Work required:
The word to look for is "Stadion". Report every line of the entries below that has it.

====== Provided data ======

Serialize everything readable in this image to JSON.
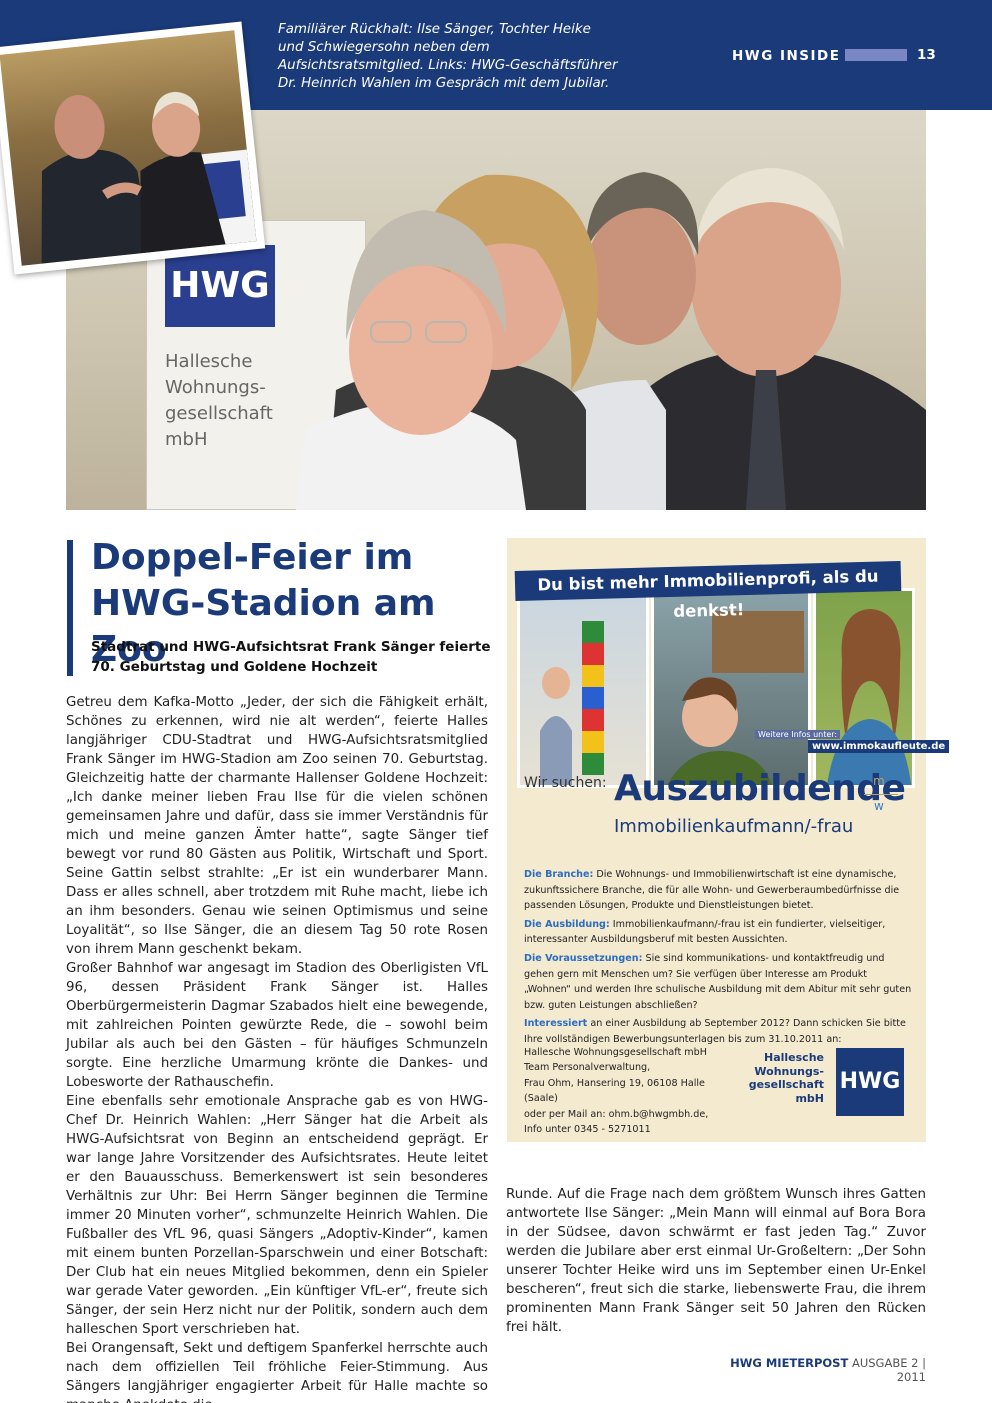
{
  "header": {
    "caption": "Familiärer Rückhalt: Ilse Sänger, Tochter Heike und Schwiegersohn neben dem Aufsichtsratsmitglied. Links: HWG-Geschäftsführer Dr. Heinrich Wahlen im Gespräch mit dem Jubilar.",
    "section": "HWG INSIDE",
    "page": "13"
  },
  "photo": {
    "banner_logo": "HWG",
    "banner_text": "Hallesche\nWohnungs-\ngesellschaft\nmbH"
  },
  "article": {
    "headline": "Doppel-Feier im HWG-Stadion am Zoo",
    "subhead": "Stadtrat und HWG-Aufsichtsrat Frank Sänger feierte 70. Geburtstag und Goldene Hochzeit",
    "col1": [
      "Getreu dem Kafka-Motto „Jeder, der sich die Fähigkeit erhält, Schönes zu erkennen, wird nie alt werden“, feierte Halles langjähriger CDU-Stadtrat und HWG-Aufsichtsratsmitglied Frank Sänger im HWG-Stadion am Zoo seinen 70. Geburtstag. Gleichzeitig hatte der charmante Hallenser Goldene Hochzeit: „Ich danke meiner lieben Frau Ilse für die vielen schönen gemeinsamen Jahre und dafür, dass sie immer Verständnis für mich und meine ganzen Ämter hatte“, sagte Sänger tief bewegt vor rund 80 Gästen aus Politik, Wirtschaft und Sport. Seine Gattin selbst strahlte: „Er ist ein wunderbarer Mann. Dass er alles schnell, aber trotzdem mit Ruhe macht, liebe ich an ihm besonders. Genau wie seinen Optimismus und seine Loyalität“, so Ilse Sänger, die an diesem Tag 50 rote Rosen von ihrem Mann geschenkt bekam.",
      "Großer Bahnhof war angesagt im Stadion des Oberligisten VfL 96, dessen Präsident Frank Sänger ist. Halles Oberbürgermeisterin Dagmar Szabados hielt eine bewegende, mit zahlreichen Pointen gewürzte Rede, die – sowohl beim Jubilar als auch bei den Gästen – für häufiges Schmunzeln sorgte. Eine herzliche Umarmung krönte die Dankes- und Lobesworte der Rathauschefin.",
      "Eine ebenfalls sehr emotionale Ansprache gab es von HWG-Chef Dr. Heinrich Wahlen: „Herr Sänger hat die Arbeit als HWG-Aufsichtsrat von Beginn an entscheidend geprägt. Er war lange Jahre Vorsitzender des Aufsichtsrates. Heute leitet er den Bauausschuss. Bemerkenswert ist sein besonderes Verhältnis zur Uhr: Bei Herrn Sänger beginnen die Termine immer 20 Minuten vorher“, schmunzelte Heinrich Wahlen. Die Fußballer des VfL 96, quasi Sängers „Adoptiv-Kinder“, kamen mit einem bunten Porzellan-Sparschwein und einer Botschaft: Der Club hat ein neues Mitglied bekommen, denn ein Spieler war gerade Vater geworden. „Ein künftiger VfL-er“, freute sich Sänger, der sein Herz nicht nur der Politik, sondern auch dem halleschen Sport verschrieben hat.",
      "Bei Orangensaft, Sekt und deftigem Spanferkel herrschte auch nach dem offiziellen Teil fröhliche Feier-Stimmung. Aus Sängers langjähriger engagierter Arbeit für Halle machte so manche Anekdote die"
    ],
    "col2": "Runde. Auf die Frage nach dem größtem Wunsch ihres Gatten antwortete Ilse Sänger: „Mein Mann will einmal auf Bora Bora in der Südsee, davon schwärmt er fast jeden Tag.“ Zuvor werden die Jubilare aber erst einmal Ur-Großeltern: „Der Sohn unserer Tochter Heike wird uns im September einen Ur-Enkel bescheren“, freut sich die starke, liebenswerte Frau, die ihrem prominenten Mann Frank Sänger seit 50 Jahren den Rücken frei hält."
  },
  "ad": {
    "banner": "Du bist mehr Immobilienprofi, als du denkst!",
    "url_prefix": "Weitere Infos unter:",
    "url": "www.immokaufleute.de",
    "seek": "Wir suchen:",
    "title": "Auszubildende",
    "subtitle": "Immobilienkaufmann/-frau",
    "m": "m",
    "w": "w",
    "details": [
      {
        "key": "Die Branche:",
        "text": " Die Wohnungs- und Immobilienwirtschaft ist eine dynamische, zukunftssichere Branche, die für alle Wohn- und Gewerberaumbedürfnisse die passenden Lösungen, Produkte und Dienstleistungen bietet."
      },
      {
        "key": "Die Ausbildung:",
        "text": " Immobilienkaufmann/-frau ist ein fundierter, vielseitiger, interessanter Ausbildungsberuf mit besten Aussichten."
      },
      {
        "key": "Die Voraussetzungen:",
        "text": " Sie sind kommunikations- und kontaktfreudig und gehen gern mit Menschen um? Sie verfügen über Interesse am Produkt „Wohnen“ und werden Ihre schulische Ausbildung mit dem Abitur mit sehr guten bzw. guten Leistungen abschließen?"
      },
      {
        "key": "Interessiert",
        "text": " an einer Ausbildung ab September 2012? Dann schicken Sie bitte Ihre vollständigen Bewerbungsunterlagen bis zum 31.10.2011 an:"
      }
    ],
    "contact": "Hallesche Wohnungsgesellschaft mbH\nTeam Personalverwaltung,\nFrau Ohm, Hansering 19, 06108 Halle (Saale)\noder per Mail an: ohm.b@hwgmbh.de,\nInfo unter 0345 - 5271011",
    "company": "Hallesche\nWohnungs-\ngesellschaft\nmbH",
    "logo": "HWG"
  },
  "footer": {
    "publication": "HWG MIETERPOST",
    "issue": "AUSGABE 2 | 2011"
  },
  "colors": {
    "brand_blue": "#1a3a7a",
    "ad_background": "#f4ead0",
    "ad_key": "#2a6cc0"
  }
}
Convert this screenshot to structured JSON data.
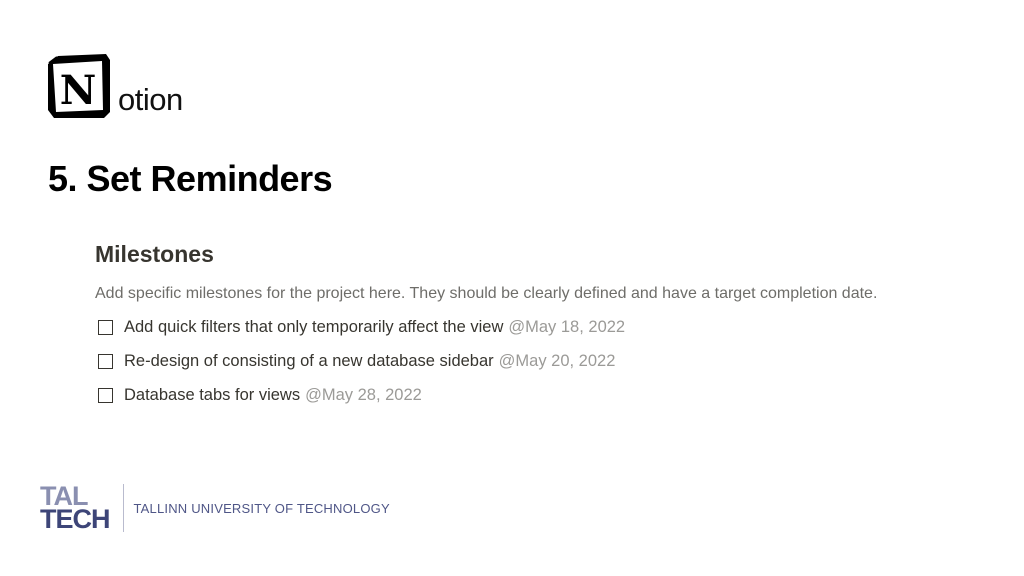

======

Output for this task:
    "headline": "Doppel-Feier im HWG-Stadion am Zoo",
      "Getreu dem Kafka-Motto „Jeder, der sich die Fähigkeit erhält, Schönes zu erkennen, wird nie alt werden“, feierte Halles langjähriger CDU-Stadtrat und HWG-Aufsichtsratsmitglied Frank Sänger im HWG-Stadion am Zoo seinen 70. Geburtstag. Gleichzeitig hatte der charmante Hallenser Goldene Hochzeit: „Ich danke meiner lieben Frau Ilse für die vielen schönen gemeinsamen Jahre und dafür, dass sie immer Verständnis für mich und meine ganzen Ämter hatte“, sagte Sänger tief bewegt vor rund 80 Gästen aus Politik, Wirtschaft und Sport. Seine Gattin selbst strahlte: „Er ist ein wunderbarer Mann. Dass er alles schnell, aber trotzdem mit Ruhe macht, liebe ich an ihm besonders. Genau wie seinen Optimismus und seine Loyalität“, so Ilse Sänger, die an diesem Tag 50 rote Rosen von ihrem Mann geschenkt bekam.",
      "Großer Bahnhof war angesagt im Stadion des Oberligisten VfL 96, dessen Präsident Frank Sänger ist. Halles Oberbürgermeisterin Dagmar Szabados hielt eine bewegende, mit zahlreichen Pointen gewürzte Rede, die – sowohl beim Jubilar als auch bei den Gästen – für häufiges Schmunzeln sorgte. Eine herzliche Umarmung krönte die Dankes- und Lobesworte der Rathauschefin.",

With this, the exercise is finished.